__What you need to do__.
Without leaving anything out, print every line of the data.

::: Material supplied :::

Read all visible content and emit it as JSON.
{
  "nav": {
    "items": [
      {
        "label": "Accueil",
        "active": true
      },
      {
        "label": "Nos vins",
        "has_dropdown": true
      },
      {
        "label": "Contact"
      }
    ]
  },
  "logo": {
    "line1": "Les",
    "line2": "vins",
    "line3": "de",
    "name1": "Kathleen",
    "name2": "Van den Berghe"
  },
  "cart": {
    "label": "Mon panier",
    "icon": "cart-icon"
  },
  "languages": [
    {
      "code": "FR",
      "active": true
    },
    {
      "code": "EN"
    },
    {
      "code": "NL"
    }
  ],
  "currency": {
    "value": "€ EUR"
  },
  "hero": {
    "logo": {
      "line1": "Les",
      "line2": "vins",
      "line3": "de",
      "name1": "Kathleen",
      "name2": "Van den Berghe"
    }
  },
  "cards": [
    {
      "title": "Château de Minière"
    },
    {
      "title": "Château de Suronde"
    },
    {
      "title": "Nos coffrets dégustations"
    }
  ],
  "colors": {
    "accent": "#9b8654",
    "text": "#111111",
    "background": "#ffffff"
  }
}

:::

__Response to the exercise__.
Read all visible content and emit it as JSON.
{
  "nav": {
    "items": [
      {
        "label": "Accueil",
        "active": true
      },
      {
        "label": "Nos vins",
        "has_dropdown": true
      },
      {
        "label": "Contact"
      }
    ]
  },
  "logo": {
    "line1": "Les",
    "line2": "vins",
    "line3": "de",
    "name1": "Kathleen",
    "name2": "Van den Berghe"
  },
  "cart": {
    "label": "Mon panier",
    "icon": "cart-icon"
  },
  "languages": [
    {
      "code": "FR",
      "active": true
    },
    {
      "code": "EN"
    },
    {
      "code": "NL"
    }
  ],
  "currency": {
    "value": "€ EUR"
  },
  "hero": {
    "logo": {
      "line1": "Les",
      "line2": "vins",
      "line3": "de",
      "name1": "Kathleen",
      "name2": "Van den Berghe"
    }
  },
  "cards": [
    {
      "title": "Château de Minière"
    },
    {
      "title": "Château de Suronde"
    },
    {
      "title": "Nos coffrets dégustations"
    }
  ],
  "colors": {
    "accent": "#9b8654",
    "text": "#111111",
    "background": "#ffffff"
  }
}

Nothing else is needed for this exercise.